*TASK INSTRUCTIONS*. What is needed is an exact copy of the data below, pictures excluded.

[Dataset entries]
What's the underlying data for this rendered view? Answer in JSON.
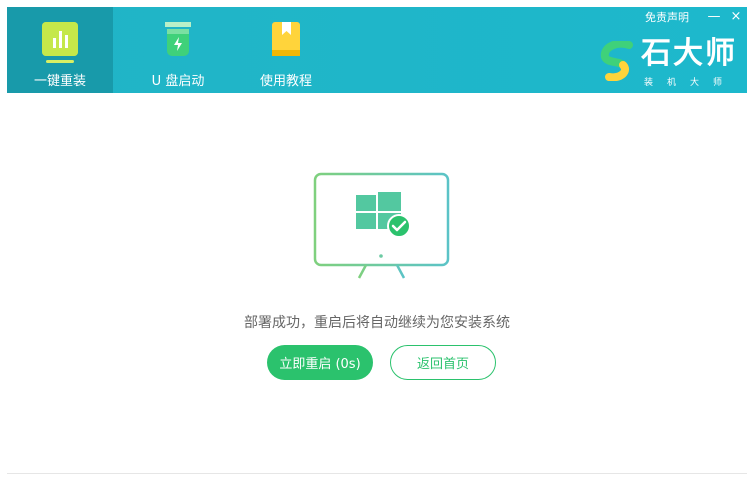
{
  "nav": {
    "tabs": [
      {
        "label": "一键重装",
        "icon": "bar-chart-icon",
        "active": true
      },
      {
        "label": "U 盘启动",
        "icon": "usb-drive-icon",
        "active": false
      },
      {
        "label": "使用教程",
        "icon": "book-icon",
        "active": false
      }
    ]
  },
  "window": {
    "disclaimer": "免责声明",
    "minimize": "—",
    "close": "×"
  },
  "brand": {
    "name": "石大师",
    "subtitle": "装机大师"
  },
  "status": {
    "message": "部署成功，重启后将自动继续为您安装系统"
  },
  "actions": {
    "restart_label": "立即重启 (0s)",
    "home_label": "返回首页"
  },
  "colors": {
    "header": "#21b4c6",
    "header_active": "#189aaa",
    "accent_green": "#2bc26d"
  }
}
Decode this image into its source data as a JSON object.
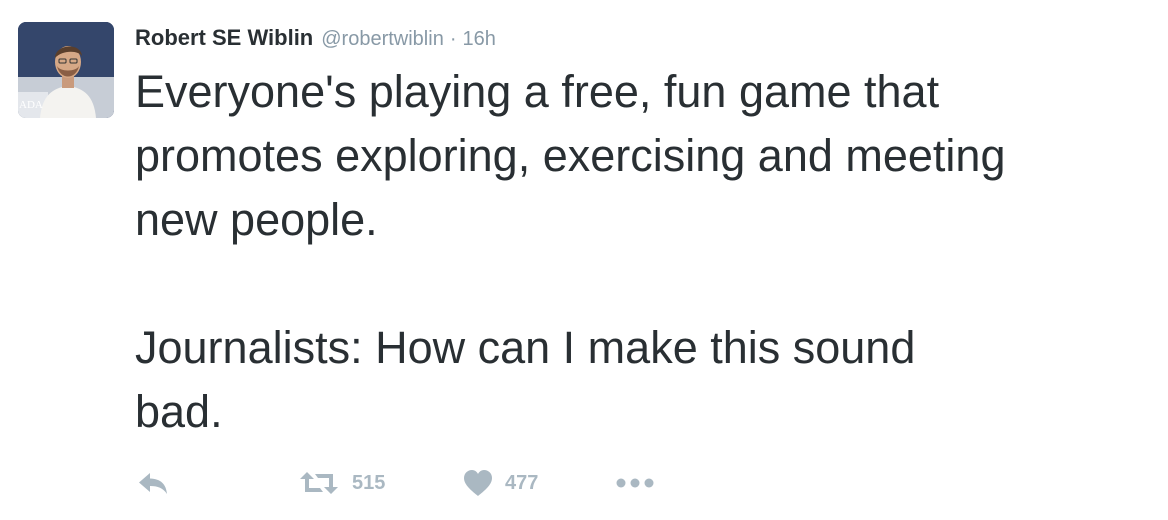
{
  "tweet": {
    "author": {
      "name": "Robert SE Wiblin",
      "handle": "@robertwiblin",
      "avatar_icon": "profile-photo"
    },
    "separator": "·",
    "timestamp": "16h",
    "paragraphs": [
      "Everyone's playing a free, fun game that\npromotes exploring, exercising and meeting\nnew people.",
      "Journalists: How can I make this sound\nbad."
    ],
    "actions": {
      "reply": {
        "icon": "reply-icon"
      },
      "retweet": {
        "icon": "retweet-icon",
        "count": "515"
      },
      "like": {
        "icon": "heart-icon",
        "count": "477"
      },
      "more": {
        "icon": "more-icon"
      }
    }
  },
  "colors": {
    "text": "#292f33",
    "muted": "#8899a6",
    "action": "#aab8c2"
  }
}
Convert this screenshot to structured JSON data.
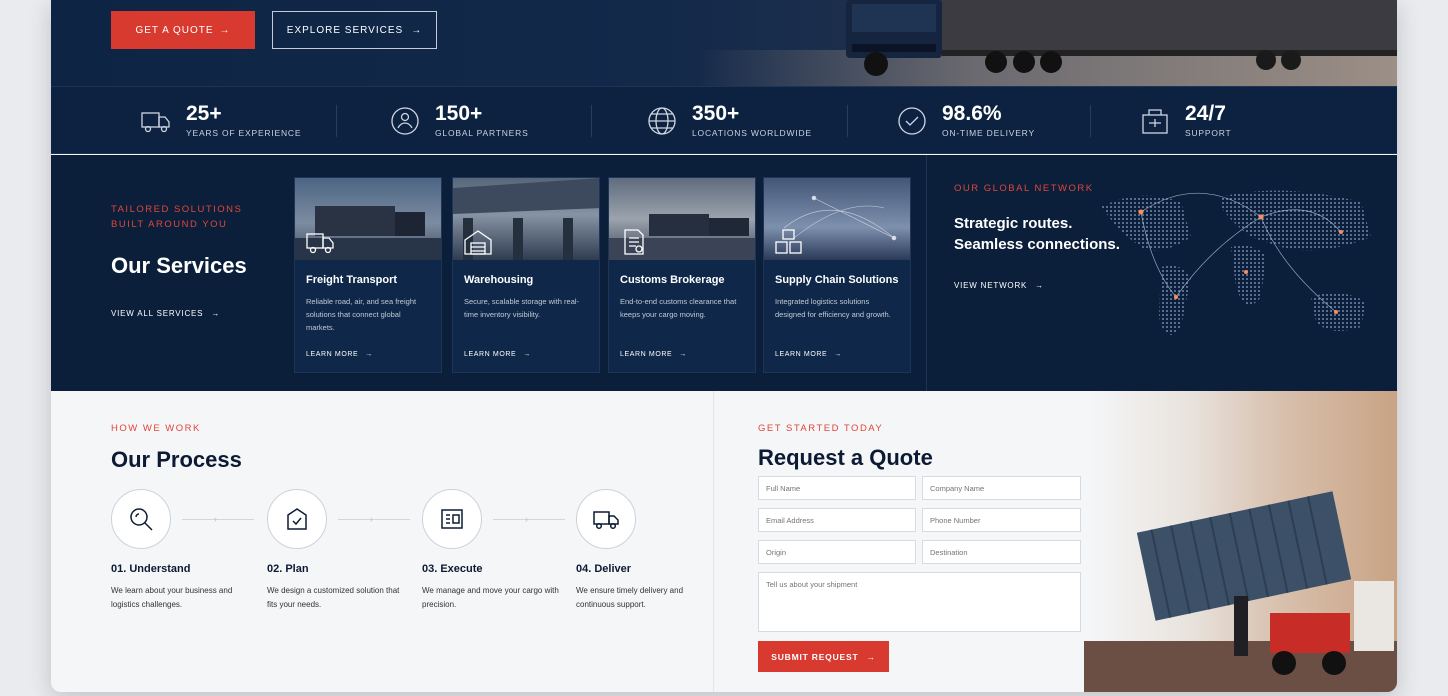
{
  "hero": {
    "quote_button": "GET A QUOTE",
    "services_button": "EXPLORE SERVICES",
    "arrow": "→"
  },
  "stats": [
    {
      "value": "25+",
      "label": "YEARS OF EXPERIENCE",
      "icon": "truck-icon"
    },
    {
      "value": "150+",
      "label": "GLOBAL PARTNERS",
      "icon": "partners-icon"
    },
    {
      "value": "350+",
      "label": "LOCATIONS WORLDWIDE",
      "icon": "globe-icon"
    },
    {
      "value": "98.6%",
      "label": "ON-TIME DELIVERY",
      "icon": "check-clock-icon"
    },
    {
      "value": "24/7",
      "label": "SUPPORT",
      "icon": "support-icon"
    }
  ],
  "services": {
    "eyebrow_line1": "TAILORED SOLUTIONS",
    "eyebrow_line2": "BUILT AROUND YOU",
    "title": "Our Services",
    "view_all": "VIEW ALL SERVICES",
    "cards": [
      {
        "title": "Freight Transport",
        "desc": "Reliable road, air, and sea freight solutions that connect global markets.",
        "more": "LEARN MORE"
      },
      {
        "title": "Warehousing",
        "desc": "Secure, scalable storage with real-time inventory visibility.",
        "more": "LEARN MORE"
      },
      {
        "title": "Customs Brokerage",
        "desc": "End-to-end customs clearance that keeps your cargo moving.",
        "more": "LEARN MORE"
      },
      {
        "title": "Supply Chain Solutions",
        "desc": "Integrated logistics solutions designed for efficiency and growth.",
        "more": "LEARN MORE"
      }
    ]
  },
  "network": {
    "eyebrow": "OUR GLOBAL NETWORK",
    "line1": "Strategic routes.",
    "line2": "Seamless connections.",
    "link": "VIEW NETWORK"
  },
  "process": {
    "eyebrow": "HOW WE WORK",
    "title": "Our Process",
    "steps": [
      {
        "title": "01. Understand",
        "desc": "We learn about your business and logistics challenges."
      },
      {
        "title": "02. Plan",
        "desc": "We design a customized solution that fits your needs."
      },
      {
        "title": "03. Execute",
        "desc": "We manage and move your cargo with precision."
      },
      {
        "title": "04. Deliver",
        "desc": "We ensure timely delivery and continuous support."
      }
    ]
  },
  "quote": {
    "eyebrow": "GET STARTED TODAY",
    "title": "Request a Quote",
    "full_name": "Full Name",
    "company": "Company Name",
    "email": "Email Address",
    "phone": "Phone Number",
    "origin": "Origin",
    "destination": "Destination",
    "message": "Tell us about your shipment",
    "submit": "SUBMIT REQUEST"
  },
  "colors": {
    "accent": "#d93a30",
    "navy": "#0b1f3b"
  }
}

*FINISHED TASK*.
What's the underlying data for this rendered view? Answer in JSON.
{
  "nav": {
    "tabs": [
      {
        "label": "一键重装",
        "icon": "bar-chart-icon",
        "active": true
      },
      {
        "label": "U 盘启动",
        "icon": "usb-drive-icon",
        "active": false
      },
      {
        "label": "使用教程",
        "icon": "book-icon",
        "active": false
      }
    ]
  },
  "window": {
    "disclaimer": "免责声明",
    "minimize": "—",
    "close": "×"
  },
  "brand": {
    "name": "石大师",
    "subtitle": "装机大师"
  },
  "status": {
    "message": "部署成功，重启后将自动继续为您安装系统"
  },
  "actions": {
    "restart_label": "立即重启 (0s)",
    "home_label": "返回首页"
  },
  "colors": {
    "header": "#21b4c6",
    "header_active": "#189aaa",
    "accent_green": "#2bc26d"
  }
}
Decode this image into its source data as a JSON object.
{
  "tweet": {
    "author": {
      "name": "Robert SE Wiblin",
      "handle": "@robertwiblin",
      "avatar_icon": "profile-photo"
    },
    "separator": "·",
    "timestamp": "16h",
    "paragraphs": [
      "Everyone's playing a free, fun game that\npromotes exploring, exercising and meeting\nnew people.",
      "Journalists: How can I make this sound\nbad."
    ],
    "actions": {
      "reply": {
        "icon": "reply-icon"
      },
      "retweet": {
        "icon": "retweet-icon",
        "count": "515"
      },
      "like": {
        "icon": "heart-icon",
        "count": "477"
      },
      "more": {
        "icon": "more-icon"
      }
    }
  },
  "colors": {
    "text": "#292f33",
    "muted": "#8899a6",
    "action": "#aab8c2"
  }
}
Convert this screenshot to structured JSON data.
{
  "hero": {
    "quote_button": "GET A QUOTE",
    "services_button": "EXPLORE SERVICES",
    "arrow": "→"
  },
  "stats": [
    {
      "value": "25+",
      "label": "YEARS OF EXPERIENCE",
      "icon": "truck-icon"
    },
    {
      "value": "150+",
      "label": "GLOBAL PARTNERS",
      "icon": "partners-icon"
    },
    {
      "value": "350+",
      "label": "LOCATIONS WORLDWIDE",
      "icon": "globe-icon"
    },
    {
      "value": "98.6%",
      "label": "ON-TIME DELIVERY",
      "icon": "check-clock-icon"
    },
    {
      "value": "24/7",
      "label": "SUPPORT",
      "icon": "support-icon"
    }
  ],
  "services": {
    "eyebrow_line1": "TAILORED SOLUTIONS",
    "eyebrow_line2": "BUILT AROUND YOU",
    "title": "Our Services",
    "view_all": "VIEW ALL SERVICES",
    "cards": [
      {
        "title": "Freight Transport",
        "desc": "Reliable road, air, and sea freight solutions that connect global markets.",
        "more": "LEARN MORE"
      },
      {
        "title": "Warehousing",
        "desc": "Secure, scalable storage with real-time inventory visibility.",
        "more": "LEARN MORE"
      },
      {
        "title": "Customs Brokerage",
        "desc": "End-to-end customs clearance that keeps your cargo moving.",
        "more": "LEARN MORE"
      },
      {
        "title": "Supply Chain Solutions",
        "desc": "Integrated logistics solutions designed for efficiency and growth.",
        "more": "LEARN MORE"
      }
    ]
  },
  "network": {
    "eyebrow": "OUR GLOBAL NETWORK",
    "line1": "Strategic routes.",
    "line2": "Seamless connections.",
    "link": "VIEW NETWORK"
  },
  "process": {
    "eyebrow": "HOW WE WORK",
    "title": "Our Process",
    "steps": [
      {
        "title": "01. Understand",
        "desc": "We learn about your business and logistics challenges."
      },
      {
        "title": "02. Plan",
        "desc": "We design a customized solution that fits your needs."
      },
      {
        "title": "03. Execute",
        "desc": "We manage and move your cargo with precision."
      },
      {
        "title": "04. Deliver",
        "desc": "We ensure timely delivery and continuous support."
      }
    ]
  },
  "quote": {
    "eyebrow": "GET STARTED TODAY",
    "title": "Request a Quote",
    "full_name": "Full Name",
    "company": "Company Name",
    "email": "Email Address",
    "phone": "Phone Number",
    "origin": "Origin",
    "destination": "Destination",
    "message": "Tell us about your shipment",
    "submit": "SUBMIT REQUEST"
  },
  "colors": {
    "accent": "#d93a30",
    "navy": "#0b1f3b"
  }
}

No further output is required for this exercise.